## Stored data
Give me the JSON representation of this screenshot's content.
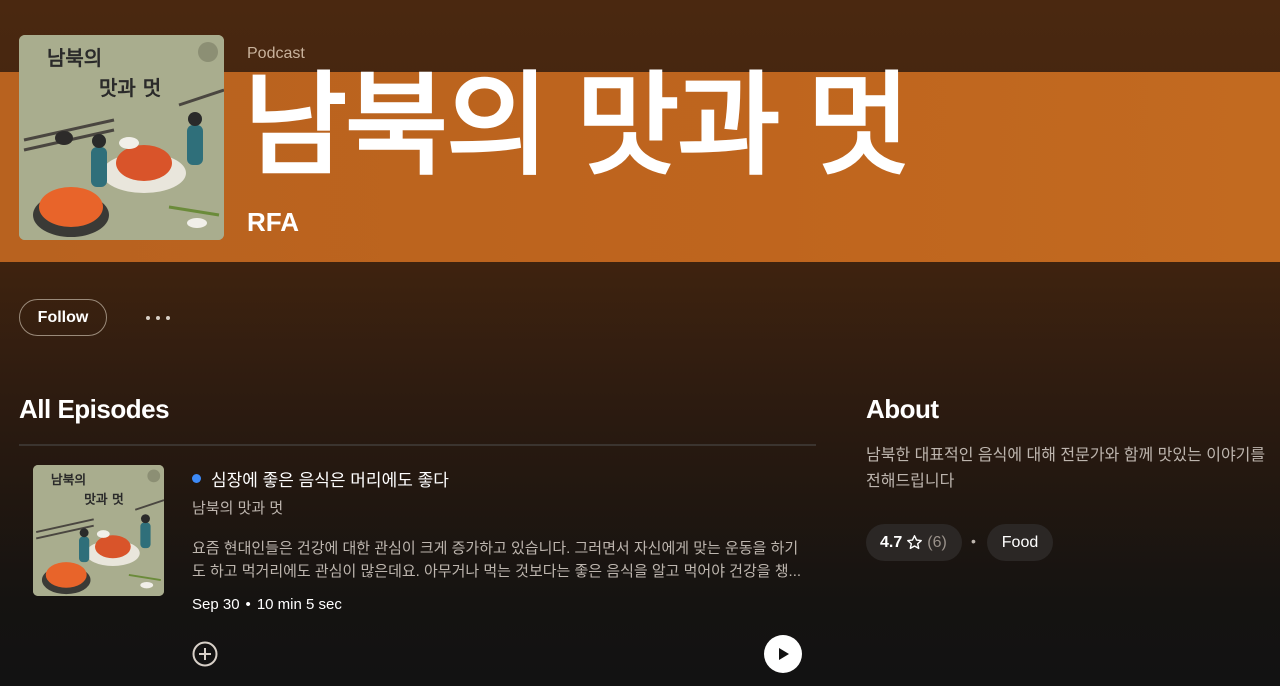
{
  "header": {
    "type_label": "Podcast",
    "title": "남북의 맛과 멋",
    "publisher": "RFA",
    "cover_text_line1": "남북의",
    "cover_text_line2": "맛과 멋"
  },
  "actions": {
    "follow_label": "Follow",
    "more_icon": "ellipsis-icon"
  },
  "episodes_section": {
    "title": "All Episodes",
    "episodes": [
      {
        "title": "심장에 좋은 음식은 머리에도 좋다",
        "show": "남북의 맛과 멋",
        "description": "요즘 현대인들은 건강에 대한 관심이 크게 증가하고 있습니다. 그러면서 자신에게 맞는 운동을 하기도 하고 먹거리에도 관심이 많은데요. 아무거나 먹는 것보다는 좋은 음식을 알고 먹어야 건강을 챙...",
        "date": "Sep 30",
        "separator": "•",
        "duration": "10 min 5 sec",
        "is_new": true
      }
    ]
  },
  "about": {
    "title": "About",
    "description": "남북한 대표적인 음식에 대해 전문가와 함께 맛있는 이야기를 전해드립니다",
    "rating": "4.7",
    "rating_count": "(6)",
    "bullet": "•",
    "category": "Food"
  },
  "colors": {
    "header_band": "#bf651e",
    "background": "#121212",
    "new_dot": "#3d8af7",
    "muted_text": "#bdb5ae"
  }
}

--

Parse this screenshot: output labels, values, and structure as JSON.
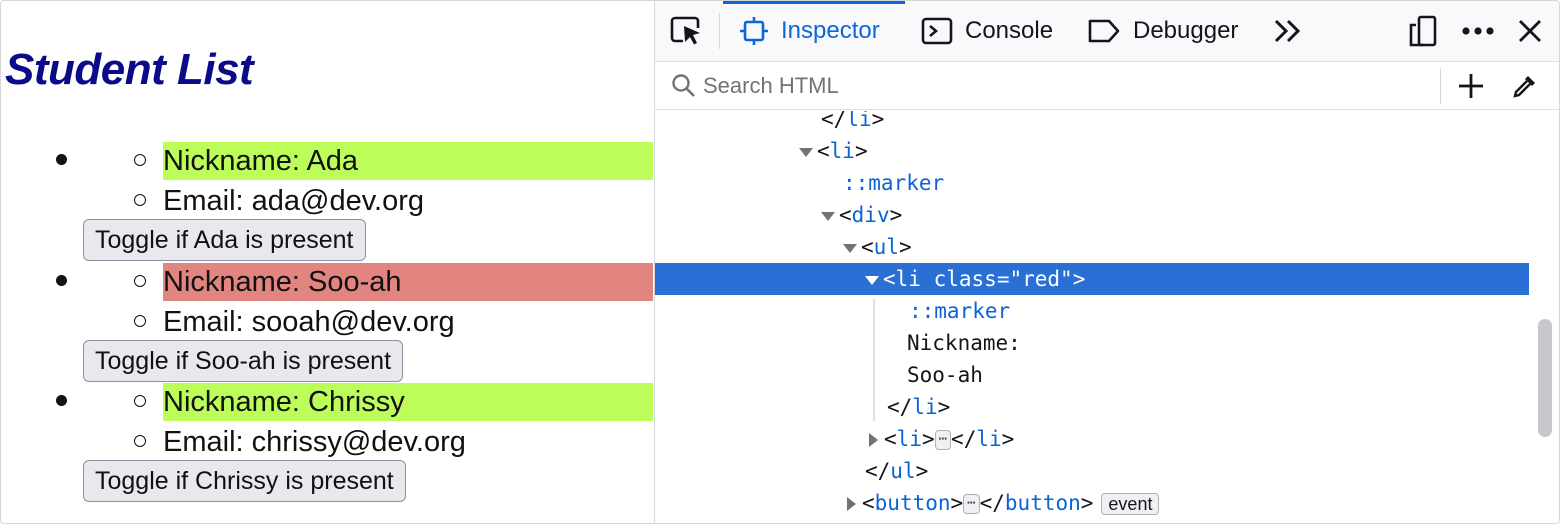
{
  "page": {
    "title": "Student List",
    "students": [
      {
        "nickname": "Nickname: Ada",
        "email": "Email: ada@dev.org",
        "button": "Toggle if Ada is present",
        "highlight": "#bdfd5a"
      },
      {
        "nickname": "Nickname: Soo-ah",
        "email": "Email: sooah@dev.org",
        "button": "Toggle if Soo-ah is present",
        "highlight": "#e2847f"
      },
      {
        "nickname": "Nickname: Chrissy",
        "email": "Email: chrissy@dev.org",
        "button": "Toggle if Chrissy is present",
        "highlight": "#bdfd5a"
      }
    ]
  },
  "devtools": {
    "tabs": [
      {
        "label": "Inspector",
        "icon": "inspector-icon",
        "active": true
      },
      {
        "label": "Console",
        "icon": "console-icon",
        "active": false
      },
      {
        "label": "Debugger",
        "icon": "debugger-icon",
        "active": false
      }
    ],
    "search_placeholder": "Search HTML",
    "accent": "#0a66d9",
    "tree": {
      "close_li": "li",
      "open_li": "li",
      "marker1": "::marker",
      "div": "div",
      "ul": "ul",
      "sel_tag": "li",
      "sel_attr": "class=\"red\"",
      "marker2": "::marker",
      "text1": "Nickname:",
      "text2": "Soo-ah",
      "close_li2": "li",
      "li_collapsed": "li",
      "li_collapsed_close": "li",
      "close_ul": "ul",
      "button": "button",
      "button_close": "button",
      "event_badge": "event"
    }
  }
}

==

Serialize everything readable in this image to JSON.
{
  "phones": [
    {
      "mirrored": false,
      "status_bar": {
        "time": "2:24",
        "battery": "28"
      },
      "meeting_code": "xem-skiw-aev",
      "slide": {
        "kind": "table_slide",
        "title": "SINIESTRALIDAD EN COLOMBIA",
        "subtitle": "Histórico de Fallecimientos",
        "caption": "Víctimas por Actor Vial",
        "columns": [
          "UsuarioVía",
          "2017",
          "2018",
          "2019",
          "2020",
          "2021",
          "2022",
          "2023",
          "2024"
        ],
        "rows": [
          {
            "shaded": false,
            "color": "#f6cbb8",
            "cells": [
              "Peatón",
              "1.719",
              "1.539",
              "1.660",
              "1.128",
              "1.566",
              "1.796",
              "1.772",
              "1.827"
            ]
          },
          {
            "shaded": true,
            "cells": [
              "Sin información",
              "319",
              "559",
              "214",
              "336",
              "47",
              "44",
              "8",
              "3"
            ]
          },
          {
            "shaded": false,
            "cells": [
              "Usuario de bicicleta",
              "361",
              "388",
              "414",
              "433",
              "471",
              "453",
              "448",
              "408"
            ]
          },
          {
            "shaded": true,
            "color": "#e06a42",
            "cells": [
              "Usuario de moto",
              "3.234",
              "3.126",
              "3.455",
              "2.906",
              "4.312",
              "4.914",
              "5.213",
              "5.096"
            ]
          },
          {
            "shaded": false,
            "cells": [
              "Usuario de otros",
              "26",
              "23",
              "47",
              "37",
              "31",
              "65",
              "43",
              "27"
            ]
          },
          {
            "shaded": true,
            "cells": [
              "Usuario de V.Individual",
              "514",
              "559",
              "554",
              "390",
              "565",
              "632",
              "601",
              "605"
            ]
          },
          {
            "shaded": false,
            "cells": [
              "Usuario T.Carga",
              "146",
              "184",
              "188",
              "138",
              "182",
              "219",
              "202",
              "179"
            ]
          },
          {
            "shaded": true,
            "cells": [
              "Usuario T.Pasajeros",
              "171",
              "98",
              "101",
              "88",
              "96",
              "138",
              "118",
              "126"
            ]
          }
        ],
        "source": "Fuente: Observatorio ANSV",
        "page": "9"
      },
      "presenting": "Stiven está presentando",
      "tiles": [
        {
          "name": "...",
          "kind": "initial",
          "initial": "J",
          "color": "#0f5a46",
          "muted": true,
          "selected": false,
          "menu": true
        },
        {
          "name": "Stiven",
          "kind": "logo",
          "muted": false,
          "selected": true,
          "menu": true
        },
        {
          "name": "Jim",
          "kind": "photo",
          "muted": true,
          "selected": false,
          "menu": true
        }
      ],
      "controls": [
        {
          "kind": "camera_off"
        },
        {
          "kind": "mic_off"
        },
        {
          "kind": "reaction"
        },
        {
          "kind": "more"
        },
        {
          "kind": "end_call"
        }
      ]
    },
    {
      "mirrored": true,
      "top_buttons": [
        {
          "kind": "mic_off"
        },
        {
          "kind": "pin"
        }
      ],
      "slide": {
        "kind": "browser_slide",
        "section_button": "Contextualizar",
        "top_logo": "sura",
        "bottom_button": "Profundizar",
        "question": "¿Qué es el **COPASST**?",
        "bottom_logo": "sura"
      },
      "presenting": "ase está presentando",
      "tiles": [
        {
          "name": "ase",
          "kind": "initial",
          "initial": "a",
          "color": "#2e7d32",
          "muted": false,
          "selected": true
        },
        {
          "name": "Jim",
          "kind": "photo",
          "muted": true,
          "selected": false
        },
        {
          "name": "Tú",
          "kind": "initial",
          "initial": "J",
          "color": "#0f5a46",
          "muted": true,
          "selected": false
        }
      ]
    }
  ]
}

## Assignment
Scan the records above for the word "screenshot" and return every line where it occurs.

## Answer area
Give me the JSON representation of this screenshot's content.
Parse this screenshot: output labels, values, and structure as JSON.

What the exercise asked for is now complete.